Authorities served the warrant and a SWAT team searched his home and car about a month after he provided police a DNA sample, Pankey told the newspaper. Police in Twin Falls, Idaho, confirmed to the Idaho Statesman that they searched Pankey's home.

No criminal charges have been filed against him, but Pankey said he decided to describe the events to the newspaper in case he is arrested.

Pankey said he was charged with sexual assault after a 1977 accusation, but the charge was later dismissed by prosecutors. He said that incident led to a fraught relationship with law enforcement, and he alleged that he has been charged over the years with as many as 20 “arbitrary” misdemeanors.

After the sexual assault charge, Pankey stepped down from his position as a youth minister.

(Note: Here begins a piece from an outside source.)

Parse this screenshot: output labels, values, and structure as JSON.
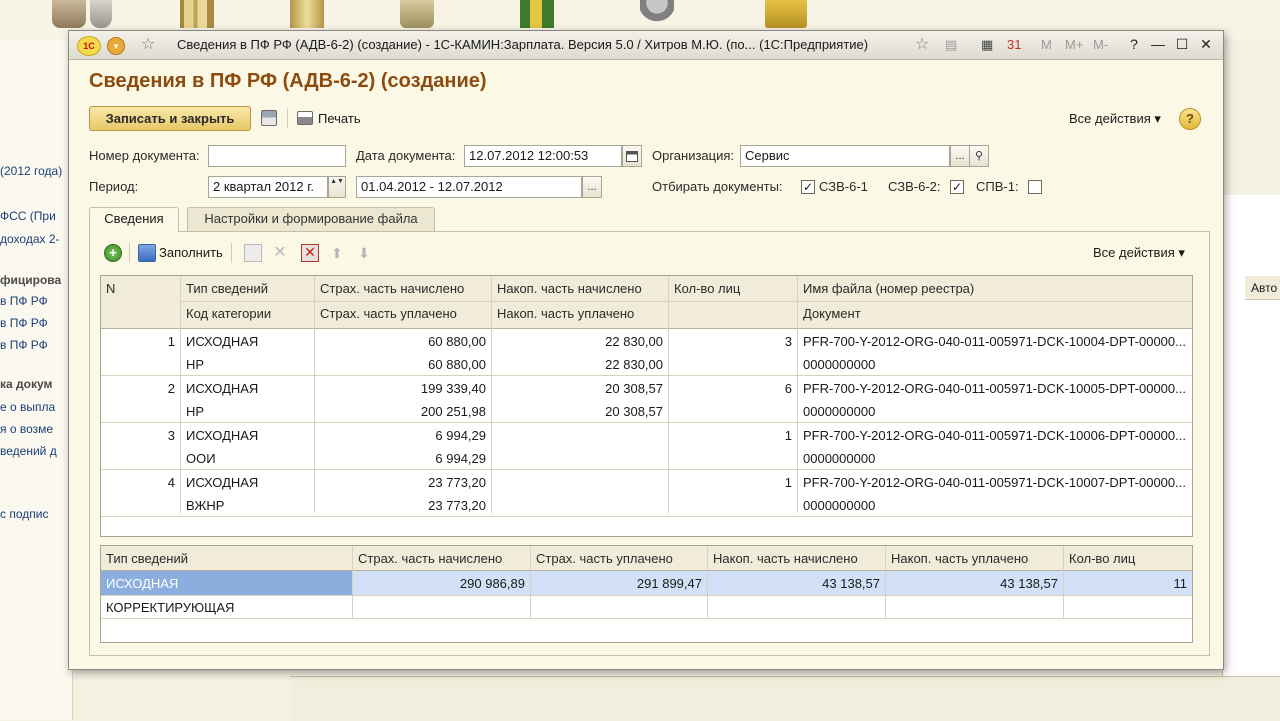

He said he attended a church with people who knew the Matthews family, but contends that he did not know any of the family members.

Pankey said he was at home with his then-wife when Matthews went missing, shortly before they went to California over the Christmas holiday. He said he didn't hear about her disappearance until after he returned home.

He said he met with an FBI agent at the Greeley police station after hearing about Matthews’s death because his father-in-law, who worked for a cemetery, said someone asked about getting rid of a body, the Idaho Statesman reported. Pankey left Greeley in 1987 and has not returned to Colorado.

“I never met Jonelle, I never met her family, I didn’t know she existed or disappeared until Wednesday, Dec. 26 [1984],” Pankey told the Idaho Statesman.

The Hill has reached out to the Twin Falls Police Department for comment.